Mix the rub ingredients together. Then remove the pork from its packaging and cut off any string that might be tying it up. Work the rub all over the pork, including into any crevices. Often a tied-up chunk of pork will unfold when the string is removed. Great! Work the rub into the central areas that are thus exposed before folding it back into shape.
When you’re done, place the pork in the centre of a large piece of baking foil in an oven-proof tray and sprinkle any remaining rub over the top of the pork. Now you need to make a foil parcel that completely encloses the pork and is airtight, but which has some air-space inside, so that air can circulate inside the package. (The airtightness is really important: if you tear the foil, then all the moisture will escape during cooking and you’ll be left with a charred lump.)
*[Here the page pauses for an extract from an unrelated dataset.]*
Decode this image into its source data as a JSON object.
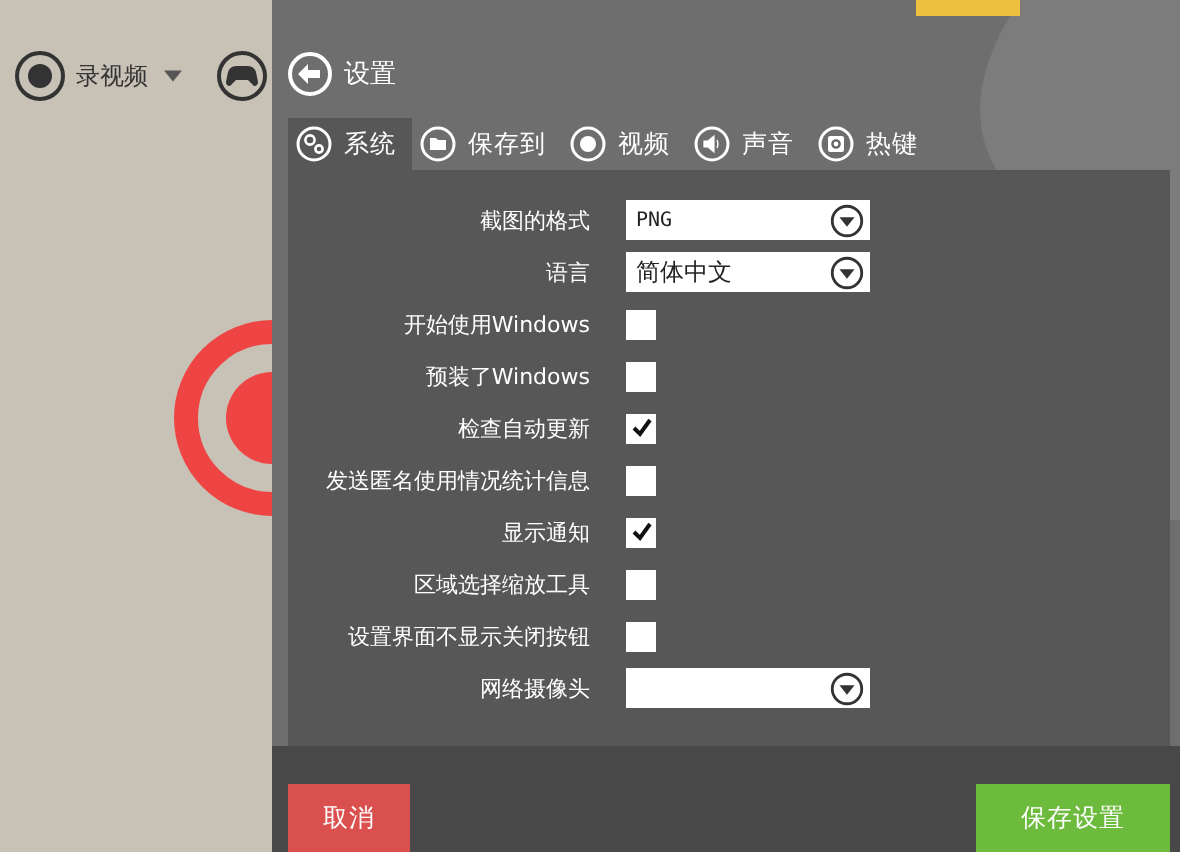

Now bake the wrapped parcel. You want a low temperature and a long time that will result in cooking all the way through without ever getting really hot. I usually use 140 degrees C, and cook for maybe six to eight hours. An even lower temperature might be OK. The idea is that the slow cooking breaks down all the tough gristle in the pork, and leaves it amazingly tender.
When it’s time to eat, remove the pork from the oven and open the foil package. If you did it right, then plenty of steam will escape and the pork will be beautifully moist. Lift the meat out of the baking tin into a heavy glass or ceramic dish and pull it apart with two forks. (That’s where the name “pulled pork” comes from.) You will want to incorporate some of the fat but not too much. And pour in some of the juices from the tin: they combine melted pork fat with all those delicious things in the rub, plus they help to get the texture of meat right.
If you like, you can mix in some BBQ sauce, peri-peri sauce and liquid smoke.
This is just delicious. We tend to serve it with vile potatoes and coleslaw.